Filter the records below for the word "text". Keep each line that has it.

* [Input data]:
§

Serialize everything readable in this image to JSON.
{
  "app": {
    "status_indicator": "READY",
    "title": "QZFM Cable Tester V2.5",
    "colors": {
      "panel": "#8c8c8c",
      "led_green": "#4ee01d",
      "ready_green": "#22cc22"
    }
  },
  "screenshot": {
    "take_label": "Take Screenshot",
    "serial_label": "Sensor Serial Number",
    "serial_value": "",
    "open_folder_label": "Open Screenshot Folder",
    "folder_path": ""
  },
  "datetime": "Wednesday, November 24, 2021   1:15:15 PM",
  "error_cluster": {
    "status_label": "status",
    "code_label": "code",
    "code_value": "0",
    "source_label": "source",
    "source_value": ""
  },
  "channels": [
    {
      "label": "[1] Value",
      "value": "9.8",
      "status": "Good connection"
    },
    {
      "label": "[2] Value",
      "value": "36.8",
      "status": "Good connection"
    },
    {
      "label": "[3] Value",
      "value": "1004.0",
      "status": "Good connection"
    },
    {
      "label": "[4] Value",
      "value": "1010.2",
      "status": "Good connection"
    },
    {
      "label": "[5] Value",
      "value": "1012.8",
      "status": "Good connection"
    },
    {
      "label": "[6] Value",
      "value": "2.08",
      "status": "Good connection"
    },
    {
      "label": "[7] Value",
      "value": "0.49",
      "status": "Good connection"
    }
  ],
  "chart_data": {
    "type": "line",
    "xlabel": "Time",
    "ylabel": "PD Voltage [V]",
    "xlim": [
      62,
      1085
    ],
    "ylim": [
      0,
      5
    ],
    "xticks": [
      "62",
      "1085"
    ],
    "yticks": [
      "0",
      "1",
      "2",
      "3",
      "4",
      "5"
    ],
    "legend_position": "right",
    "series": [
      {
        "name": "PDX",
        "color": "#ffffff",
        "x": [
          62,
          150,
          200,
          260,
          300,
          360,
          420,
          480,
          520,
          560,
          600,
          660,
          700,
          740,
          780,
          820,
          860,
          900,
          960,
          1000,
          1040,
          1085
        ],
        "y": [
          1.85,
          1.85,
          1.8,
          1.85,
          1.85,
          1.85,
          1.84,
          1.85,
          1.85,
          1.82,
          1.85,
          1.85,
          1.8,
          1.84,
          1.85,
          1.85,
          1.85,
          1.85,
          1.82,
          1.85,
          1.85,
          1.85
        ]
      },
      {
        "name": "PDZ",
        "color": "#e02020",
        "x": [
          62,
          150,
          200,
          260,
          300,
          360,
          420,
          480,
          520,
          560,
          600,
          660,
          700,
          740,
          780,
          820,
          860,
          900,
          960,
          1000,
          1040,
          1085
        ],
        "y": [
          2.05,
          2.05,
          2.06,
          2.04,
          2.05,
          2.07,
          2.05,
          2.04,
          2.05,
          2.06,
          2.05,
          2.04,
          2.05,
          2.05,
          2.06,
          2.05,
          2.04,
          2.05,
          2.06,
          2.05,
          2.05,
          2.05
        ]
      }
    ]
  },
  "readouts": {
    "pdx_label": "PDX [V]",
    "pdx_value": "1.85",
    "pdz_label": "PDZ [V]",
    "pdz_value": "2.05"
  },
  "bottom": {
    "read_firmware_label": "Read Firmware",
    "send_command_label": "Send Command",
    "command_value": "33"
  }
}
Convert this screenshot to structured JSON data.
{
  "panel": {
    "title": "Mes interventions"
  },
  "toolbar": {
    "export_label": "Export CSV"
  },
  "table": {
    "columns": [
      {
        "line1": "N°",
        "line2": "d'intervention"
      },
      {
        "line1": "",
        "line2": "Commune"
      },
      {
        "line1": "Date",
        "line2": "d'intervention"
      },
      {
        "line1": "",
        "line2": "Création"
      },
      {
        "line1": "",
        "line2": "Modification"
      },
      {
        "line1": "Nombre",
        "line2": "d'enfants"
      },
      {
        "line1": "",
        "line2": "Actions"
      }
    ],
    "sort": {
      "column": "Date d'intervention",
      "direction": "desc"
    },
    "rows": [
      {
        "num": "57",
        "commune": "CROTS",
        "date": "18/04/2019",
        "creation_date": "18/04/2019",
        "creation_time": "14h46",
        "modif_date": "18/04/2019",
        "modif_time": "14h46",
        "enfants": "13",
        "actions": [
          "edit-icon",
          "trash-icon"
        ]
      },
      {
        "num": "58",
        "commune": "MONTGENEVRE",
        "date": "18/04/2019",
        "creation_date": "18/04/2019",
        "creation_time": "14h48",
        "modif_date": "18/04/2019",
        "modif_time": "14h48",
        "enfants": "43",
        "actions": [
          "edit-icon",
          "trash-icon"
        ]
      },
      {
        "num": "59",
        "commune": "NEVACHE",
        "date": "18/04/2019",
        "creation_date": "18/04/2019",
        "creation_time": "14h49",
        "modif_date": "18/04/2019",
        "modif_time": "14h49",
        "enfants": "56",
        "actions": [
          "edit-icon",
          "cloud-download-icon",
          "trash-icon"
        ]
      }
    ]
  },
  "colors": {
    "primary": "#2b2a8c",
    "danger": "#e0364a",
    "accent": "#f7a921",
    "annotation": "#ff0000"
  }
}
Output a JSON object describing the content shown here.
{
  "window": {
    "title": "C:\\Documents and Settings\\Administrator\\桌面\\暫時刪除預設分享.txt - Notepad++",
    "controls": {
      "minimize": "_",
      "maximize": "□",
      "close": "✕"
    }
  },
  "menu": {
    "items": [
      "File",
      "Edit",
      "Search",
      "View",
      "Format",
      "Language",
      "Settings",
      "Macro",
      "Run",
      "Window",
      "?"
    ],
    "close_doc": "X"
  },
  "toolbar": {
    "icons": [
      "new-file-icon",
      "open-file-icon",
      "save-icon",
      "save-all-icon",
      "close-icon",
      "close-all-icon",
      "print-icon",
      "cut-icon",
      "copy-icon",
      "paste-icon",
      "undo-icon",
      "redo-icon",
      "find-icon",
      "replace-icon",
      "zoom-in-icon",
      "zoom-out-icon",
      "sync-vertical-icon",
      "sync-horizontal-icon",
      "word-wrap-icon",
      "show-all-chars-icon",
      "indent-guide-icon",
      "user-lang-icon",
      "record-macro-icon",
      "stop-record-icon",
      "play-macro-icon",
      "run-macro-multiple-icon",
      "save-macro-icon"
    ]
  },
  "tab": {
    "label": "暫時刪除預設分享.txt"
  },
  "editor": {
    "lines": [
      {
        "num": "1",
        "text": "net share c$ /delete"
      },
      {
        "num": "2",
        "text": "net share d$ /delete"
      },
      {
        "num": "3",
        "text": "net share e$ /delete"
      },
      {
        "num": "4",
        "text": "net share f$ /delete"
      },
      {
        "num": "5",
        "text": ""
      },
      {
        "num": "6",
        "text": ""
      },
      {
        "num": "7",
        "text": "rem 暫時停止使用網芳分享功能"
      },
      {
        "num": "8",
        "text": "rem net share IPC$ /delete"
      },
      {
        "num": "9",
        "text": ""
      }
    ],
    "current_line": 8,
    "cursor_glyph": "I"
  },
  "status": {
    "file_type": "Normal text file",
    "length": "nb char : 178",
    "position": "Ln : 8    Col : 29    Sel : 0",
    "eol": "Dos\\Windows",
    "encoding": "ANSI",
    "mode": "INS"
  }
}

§

* [Solution below]:
        "text": "net share c$ /delete"
        "text": "net share d$ /delete"
        "text": "net share e$ /delete"
        "text": "net share f$ /delete"
        "text": ""
        "text": ""
        "text": "rem 暫時停止使用網芳分享功能"
        "text": "rem net share IPC$ /delete"
        "text": ""
    "file_type": "Normal text file",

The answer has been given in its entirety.